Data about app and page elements

=======

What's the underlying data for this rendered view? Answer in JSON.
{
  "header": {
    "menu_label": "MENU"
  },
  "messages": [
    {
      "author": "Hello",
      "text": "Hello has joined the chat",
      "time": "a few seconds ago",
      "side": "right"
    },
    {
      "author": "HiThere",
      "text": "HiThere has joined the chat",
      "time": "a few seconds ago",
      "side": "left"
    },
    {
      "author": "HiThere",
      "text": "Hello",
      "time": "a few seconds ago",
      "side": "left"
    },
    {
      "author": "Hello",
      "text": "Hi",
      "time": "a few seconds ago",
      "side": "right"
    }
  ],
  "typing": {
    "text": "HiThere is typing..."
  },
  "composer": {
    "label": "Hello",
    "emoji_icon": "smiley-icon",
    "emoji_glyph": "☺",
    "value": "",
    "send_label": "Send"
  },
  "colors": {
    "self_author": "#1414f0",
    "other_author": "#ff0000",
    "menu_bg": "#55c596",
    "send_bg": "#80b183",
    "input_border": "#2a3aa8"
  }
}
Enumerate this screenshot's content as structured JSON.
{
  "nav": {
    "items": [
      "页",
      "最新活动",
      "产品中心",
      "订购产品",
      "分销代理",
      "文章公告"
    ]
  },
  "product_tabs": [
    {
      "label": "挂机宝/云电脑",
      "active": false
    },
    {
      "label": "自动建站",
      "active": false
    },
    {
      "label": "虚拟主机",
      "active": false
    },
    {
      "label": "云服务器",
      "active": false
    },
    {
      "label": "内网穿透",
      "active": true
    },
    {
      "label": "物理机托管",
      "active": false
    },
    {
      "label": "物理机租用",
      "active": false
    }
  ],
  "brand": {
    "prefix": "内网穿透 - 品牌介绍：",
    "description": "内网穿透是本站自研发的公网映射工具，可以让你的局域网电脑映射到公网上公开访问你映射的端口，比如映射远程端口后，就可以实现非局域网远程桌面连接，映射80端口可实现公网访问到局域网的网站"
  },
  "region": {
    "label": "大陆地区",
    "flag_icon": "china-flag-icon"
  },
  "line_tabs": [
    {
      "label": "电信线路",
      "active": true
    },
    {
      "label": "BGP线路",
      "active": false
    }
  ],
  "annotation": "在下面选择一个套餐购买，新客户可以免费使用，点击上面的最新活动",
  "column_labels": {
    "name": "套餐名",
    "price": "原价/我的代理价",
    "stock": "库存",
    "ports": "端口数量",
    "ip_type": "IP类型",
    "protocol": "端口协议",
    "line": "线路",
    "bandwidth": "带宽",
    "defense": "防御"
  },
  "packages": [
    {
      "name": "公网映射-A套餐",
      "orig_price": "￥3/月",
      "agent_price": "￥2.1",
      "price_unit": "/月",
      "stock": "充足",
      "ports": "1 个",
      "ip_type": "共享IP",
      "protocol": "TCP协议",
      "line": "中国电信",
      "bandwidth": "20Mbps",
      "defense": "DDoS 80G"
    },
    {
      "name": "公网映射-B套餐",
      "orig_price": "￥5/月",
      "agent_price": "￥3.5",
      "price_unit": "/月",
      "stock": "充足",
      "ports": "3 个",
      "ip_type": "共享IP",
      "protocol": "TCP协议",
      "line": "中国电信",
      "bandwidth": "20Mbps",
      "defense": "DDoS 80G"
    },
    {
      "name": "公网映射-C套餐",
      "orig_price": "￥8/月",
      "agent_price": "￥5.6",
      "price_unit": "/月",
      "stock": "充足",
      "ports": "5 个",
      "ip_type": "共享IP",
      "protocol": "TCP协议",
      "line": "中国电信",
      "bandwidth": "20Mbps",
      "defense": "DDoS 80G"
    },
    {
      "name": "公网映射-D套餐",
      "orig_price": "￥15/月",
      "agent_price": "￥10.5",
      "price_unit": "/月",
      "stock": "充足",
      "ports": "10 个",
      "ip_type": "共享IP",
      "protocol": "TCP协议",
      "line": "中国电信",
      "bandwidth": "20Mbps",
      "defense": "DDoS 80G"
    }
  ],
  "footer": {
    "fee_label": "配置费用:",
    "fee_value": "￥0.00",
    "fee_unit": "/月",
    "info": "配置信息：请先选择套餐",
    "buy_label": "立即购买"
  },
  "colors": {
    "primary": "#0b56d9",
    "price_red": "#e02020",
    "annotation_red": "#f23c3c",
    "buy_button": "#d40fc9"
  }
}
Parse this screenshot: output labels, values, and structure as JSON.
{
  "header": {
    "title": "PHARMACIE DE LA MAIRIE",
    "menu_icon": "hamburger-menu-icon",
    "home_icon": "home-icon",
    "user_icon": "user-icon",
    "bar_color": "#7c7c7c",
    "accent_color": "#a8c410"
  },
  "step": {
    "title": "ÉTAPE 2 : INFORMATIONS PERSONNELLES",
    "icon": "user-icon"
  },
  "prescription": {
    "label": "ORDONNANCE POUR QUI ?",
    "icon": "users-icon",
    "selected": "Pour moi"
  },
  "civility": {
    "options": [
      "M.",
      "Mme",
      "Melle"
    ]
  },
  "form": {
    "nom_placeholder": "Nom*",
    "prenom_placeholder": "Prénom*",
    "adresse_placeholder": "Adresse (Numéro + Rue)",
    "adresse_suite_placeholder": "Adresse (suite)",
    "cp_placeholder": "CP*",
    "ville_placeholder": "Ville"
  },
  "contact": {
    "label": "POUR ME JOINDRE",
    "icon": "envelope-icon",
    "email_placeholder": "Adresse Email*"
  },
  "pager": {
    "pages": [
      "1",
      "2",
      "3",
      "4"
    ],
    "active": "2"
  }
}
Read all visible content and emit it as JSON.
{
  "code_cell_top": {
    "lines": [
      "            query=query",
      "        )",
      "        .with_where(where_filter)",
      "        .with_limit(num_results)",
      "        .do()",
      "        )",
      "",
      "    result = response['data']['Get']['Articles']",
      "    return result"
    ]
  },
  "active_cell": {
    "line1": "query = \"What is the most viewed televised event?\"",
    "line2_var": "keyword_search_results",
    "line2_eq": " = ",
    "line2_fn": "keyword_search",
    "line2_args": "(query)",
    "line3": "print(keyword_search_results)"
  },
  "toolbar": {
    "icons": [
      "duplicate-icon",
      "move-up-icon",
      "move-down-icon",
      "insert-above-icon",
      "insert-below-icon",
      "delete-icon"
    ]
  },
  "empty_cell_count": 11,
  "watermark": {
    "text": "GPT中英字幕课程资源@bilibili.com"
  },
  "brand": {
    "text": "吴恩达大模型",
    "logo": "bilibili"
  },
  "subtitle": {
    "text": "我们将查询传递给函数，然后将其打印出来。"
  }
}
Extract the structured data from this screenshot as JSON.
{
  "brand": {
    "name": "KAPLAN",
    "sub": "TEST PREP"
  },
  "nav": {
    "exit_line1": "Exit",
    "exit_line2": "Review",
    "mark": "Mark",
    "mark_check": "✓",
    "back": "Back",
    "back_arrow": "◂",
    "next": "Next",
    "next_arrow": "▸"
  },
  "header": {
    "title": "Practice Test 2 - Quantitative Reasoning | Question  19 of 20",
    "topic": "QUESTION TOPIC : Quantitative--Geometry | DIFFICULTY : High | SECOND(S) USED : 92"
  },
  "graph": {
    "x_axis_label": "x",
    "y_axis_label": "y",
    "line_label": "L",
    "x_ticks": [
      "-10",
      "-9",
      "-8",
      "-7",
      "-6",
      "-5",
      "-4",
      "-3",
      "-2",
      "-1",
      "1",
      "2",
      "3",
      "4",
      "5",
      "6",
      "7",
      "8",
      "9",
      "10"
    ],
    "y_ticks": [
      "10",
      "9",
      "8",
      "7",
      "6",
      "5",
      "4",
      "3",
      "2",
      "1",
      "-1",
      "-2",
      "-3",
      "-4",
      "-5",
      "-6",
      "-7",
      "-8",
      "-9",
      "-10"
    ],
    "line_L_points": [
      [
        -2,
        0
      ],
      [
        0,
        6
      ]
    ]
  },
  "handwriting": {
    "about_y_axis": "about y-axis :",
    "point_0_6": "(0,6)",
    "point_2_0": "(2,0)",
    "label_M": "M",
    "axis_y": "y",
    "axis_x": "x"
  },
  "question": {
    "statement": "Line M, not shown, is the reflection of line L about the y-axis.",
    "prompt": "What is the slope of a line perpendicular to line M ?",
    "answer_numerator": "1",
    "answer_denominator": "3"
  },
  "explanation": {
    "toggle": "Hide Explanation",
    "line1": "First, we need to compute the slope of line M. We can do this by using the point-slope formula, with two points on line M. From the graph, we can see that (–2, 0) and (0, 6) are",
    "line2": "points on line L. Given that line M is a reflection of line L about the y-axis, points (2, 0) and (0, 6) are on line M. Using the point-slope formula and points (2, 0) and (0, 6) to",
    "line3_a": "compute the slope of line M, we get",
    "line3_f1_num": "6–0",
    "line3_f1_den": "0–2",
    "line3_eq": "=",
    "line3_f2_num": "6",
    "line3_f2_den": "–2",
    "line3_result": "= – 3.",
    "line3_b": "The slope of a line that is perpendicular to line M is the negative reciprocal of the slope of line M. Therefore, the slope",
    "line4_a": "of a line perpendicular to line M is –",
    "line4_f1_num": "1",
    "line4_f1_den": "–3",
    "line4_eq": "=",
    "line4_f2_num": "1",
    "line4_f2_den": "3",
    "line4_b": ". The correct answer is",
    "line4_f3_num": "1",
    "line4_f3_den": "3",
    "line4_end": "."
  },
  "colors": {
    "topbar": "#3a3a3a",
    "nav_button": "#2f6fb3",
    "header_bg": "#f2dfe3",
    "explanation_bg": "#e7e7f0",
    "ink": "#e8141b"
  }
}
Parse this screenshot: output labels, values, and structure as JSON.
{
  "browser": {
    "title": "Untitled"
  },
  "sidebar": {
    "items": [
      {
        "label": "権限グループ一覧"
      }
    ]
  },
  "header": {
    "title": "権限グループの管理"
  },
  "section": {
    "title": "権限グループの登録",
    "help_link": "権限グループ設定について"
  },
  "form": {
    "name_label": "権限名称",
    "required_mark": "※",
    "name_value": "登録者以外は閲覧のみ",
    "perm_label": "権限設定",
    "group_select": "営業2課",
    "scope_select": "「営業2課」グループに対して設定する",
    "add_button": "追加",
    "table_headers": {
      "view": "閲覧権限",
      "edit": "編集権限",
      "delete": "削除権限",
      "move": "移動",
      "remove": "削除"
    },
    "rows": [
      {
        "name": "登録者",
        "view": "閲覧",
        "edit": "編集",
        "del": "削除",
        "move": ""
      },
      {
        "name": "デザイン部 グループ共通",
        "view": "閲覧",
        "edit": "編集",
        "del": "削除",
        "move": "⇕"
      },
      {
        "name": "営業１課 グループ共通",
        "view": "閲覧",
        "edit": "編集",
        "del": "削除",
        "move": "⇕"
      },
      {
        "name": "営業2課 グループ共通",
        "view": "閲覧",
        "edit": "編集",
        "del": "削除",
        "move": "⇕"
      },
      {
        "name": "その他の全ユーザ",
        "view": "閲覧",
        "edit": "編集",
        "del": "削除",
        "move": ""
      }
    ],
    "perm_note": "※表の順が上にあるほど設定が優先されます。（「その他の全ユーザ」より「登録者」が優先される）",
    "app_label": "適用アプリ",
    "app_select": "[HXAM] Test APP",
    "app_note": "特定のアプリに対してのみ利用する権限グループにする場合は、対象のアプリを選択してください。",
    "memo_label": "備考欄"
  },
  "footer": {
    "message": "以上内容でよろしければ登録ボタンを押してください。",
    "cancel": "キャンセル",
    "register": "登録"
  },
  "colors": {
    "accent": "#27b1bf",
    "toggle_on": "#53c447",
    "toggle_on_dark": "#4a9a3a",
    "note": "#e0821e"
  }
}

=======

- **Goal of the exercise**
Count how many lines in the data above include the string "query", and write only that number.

- **Output**
3